The UK Royal Navy’s fifth Type-45 Daring-class anti-air warfare destroyer, HMS Defender (D36), will be formally commissioned into the fleet on 21 March at Portsmouth Naval Base, UK, marking its transition into frontline service.
HMS Defender current commanding officer commander Phillip Nash said: "The commissioning of HMS Defender is a hugely significant day in this state-of-the-art warship’s life; it marks the point at which building and testing the ship finishes and frontline service in the fleet begins."
The destroyer has completed trials of its upper deck gunnery systems early this month, during which it test-fired the 4.5in Kryten main gun, 30mm cannon, miniguns, and validated their capabilities.
Capable of operating a Chinook-sized helicopter from its main deck, HMS Defender completed its second and final set of sea trials in April 2012.
Meanwhile, the sixth Type-45 destroyer HMS Duncan has finally sailed from BAE Systems’ Scotstoun yard in Glasgow to Portsmouth Naval Base for scheduled commissioning.
Launched in 2010, HMS Duncan was initially scheduled to depart last week, but was delayed due to technical problems.
Powered by two WR-21 advanced cycle gas turbine engines, the Type 45-class destroyers have a displacement capacity of about 7,500t, a cruising speed of more than 27k and a range in excess of 7,000nm.
Equipped with Sea Viper anti-air missiles, the advanced air-defence destroyers can carry out anti-piracy and anti-smuggling missions, disaster-relief work and surveillance operations, as well as high-intensity combat.

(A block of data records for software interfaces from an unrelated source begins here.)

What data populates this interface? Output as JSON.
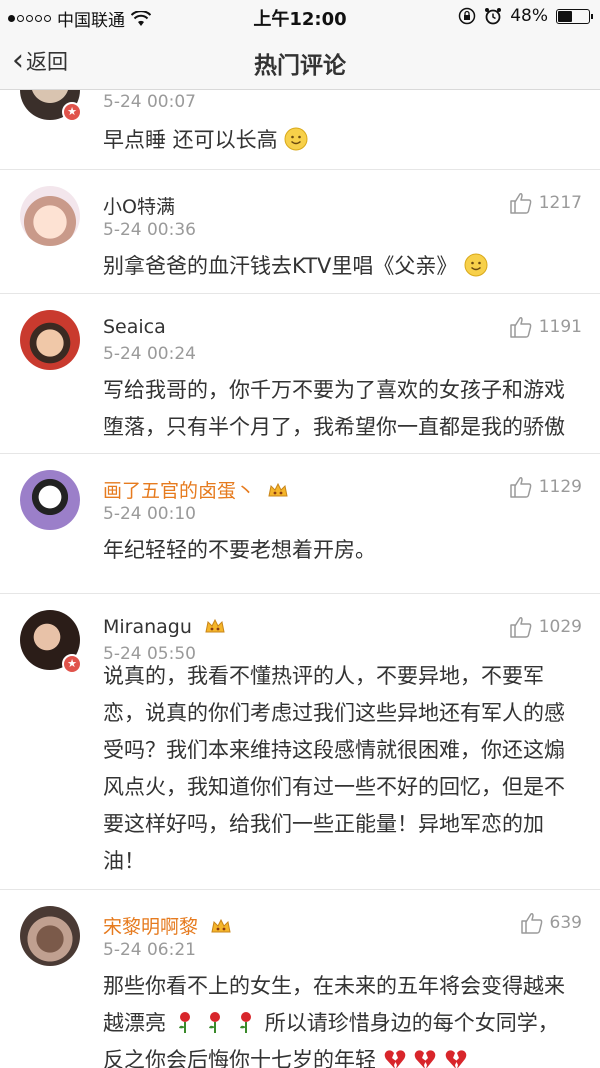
{
  "status_bar": {
    "carrier": "中国联通",
    "time": "上午12:00",
    "battery": "48%"
  },
  "nav": {
    "back_label": "返回",
    "title": "热门评论"
  },
  "comments": [
    {
      "time": "5-24 00:07",
      "body": "早点睡 还可以长高"
    },
    {
      "name": "小O特满",
      "time": "5-24 00:36",
      "likes": "1217",
      "body": "别拿爸爸的血汗钱去KTV里唱《父亲》"
    },
    {
      "name": "Seaica",
      "time": "5-24 00:24",
      "likes": "1191",
      "body_line1": "写给我哥的，你千万不要为了喜欢的女孩子和游戏",
      "body_line2": "堕落，只有半个月了，我希望你一直都是我的骄傲"
    },
    {
      "name": "画了五官的卤蛋丶",
      "time": "5-24 00:10",
      "likes": "1129",
      "body": "年纪轻轻的不要老想着开房。"
    },
    {
      "name": "Miranagu",
      "time": "5-24 05:50",
      "likes": "1029",
      "body_lines": [
        "说真的，我看不懂热评的人，不要异地，不要军",
        "恋，说真的你们考虑过我们这些异地还有军人的感",
        "受吗？我们本来维持这段感情就很困难，你还这煽",
        "风点火，我知道你们有过一些不好的回忆，但是不",
        "要这样好吗，给我们一些正能量！异地军恋的加",
        "油！"
      ]
    },
    {
      "name": "宋黎明啊黎",
      "time": "5-24 06:21",
      "likes": "639",
      "line1": "那些你看不上的女生，在未来的五年将会变得越来",
      "line2_pre": "越漂亮",
      "line2_post": "所以请珍惜身边的每个女同学，",
      "line3": "反之你会后悔你十七岁的年轻"
    }
  ],
  "icons": {
    "like": "thumbs-up-icon",
    "smile": "smile-emoji-icon",
    "rose": "rose-emoji-icon",
    "broken_heart": "broken-heart-emoji-icon",
    "crown": "crown-badge-icon",
    "verified": "verified-badge-icon"
  },
  "colors": {
    "gold_name": "#e67b1f",
    "text": "#333333",
    "meta": "#9a9a9a"
  }
}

The two destroyers follow sister ships HMS Daring, HMS Dauntless, HMS Diamond and HMS Dragon in joining the fleet.
Image: HMS Defender at HM Naval Base Portsmouth, UK. Photo: courtesy of UK Royal Navy.